What Is a Slot?


A slot is a position or opening into which something can be placed. The word is most often used to describe a place in a physical or electronic slot machine but can also refer to an academic or professional position, for example, the job of chief copy editor at a newspaper. A slot can also be a time or space reserved for a particular activity, such as the time slot allotted for meetings.

A player’s chances of winning a slot jackpot depend on the type and frequency of their play, as well as the overall odds of any given game. Many players choose to gamble on slots versus blackjack, poker, or other table games because of their higher payouts and the opportunity to win large jackpots.

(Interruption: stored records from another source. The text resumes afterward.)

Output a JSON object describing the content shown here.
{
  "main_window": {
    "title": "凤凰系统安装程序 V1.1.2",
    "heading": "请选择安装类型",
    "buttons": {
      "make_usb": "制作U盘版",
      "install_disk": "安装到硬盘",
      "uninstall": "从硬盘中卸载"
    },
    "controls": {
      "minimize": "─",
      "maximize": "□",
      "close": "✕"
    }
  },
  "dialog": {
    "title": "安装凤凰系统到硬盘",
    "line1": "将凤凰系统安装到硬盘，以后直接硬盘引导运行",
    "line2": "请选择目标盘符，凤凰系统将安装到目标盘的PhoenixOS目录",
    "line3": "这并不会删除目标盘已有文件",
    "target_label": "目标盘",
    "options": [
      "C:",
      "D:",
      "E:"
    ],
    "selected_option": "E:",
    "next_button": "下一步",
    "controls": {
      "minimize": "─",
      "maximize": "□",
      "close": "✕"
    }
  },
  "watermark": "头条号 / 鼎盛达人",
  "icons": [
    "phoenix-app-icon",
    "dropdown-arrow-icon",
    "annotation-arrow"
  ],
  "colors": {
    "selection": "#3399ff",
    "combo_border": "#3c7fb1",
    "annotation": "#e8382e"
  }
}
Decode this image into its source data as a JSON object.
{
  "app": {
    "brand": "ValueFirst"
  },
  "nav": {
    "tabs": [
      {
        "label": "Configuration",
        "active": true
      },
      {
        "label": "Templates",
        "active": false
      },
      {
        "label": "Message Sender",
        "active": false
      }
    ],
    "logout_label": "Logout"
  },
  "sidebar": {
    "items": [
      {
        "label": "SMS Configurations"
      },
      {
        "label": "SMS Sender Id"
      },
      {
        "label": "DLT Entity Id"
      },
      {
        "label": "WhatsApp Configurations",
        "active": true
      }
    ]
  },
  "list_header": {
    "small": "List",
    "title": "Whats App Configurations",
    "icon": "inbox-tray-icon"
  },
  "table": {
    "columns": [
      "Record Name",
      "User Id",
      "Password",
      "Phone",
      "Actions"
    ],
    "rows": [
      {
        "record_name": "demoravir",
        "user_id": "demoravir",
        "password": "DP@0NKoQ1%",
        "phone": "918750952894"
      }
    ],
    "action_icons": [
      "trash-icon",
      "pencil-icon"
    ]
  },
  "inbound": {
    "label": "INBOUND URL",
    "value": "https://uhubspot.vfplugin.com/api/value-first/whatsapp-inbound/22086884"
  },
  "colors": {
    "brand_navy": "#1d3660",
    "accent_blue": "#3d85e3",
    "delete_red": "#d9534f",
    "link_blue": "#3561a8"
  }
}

The main element of a slot is the reels, which are the columns that spin during a slot round. When a player presses the Spin button, the computer randomly selects a number sequence and then causes the reels to stop at the positions determined by that sequence. When the reels stop, they will display symbols on each payline that indicate whether the player has won or lost. Depending on the game, there are different combinations of symbols that trigger special bonuses and payouts.

To maximize your chances of winning, always read the rules of each slot before playing. While winning at a slot is usually 100 percent luck, understanding how the game works can help you make smarter choices and maximize your bankroll.

Another important consideration when playing slot is to understand the differences between free and fixed-payline games. While both types offer the same basic gameplay, some slot machines allow players to select their own paylines while others require them to bet on all available lines. Some slots also offer different payouts based on the amount of money wagered.

A slot is a position in a group, series, or sequence of things, such as a job, time, or date. The term is also used in aviation to describe an assigned time and place for an aircraft to take off or land, as authorized by an airport or air-traffic control authority. For example, the FAA assigns “slots” for commercial airlines at extremely busy airports, so that each airline has a chance to fly during certain periods without creating unnecessary delays by having too many planes trying to take off or land at the same time. The FAA assigns slots on a daily basis and each airline can request a certain number of slots per day. The most popular requests for slots are from airlines that have already exceeded their daily allowances. Other requests are considered low priority and can be delayed until the next day. The FAA also assigns slots to military flights, charters, and cargo flights. For more information about FAA slots, click here. The FAA also has an online application for requesting a slot.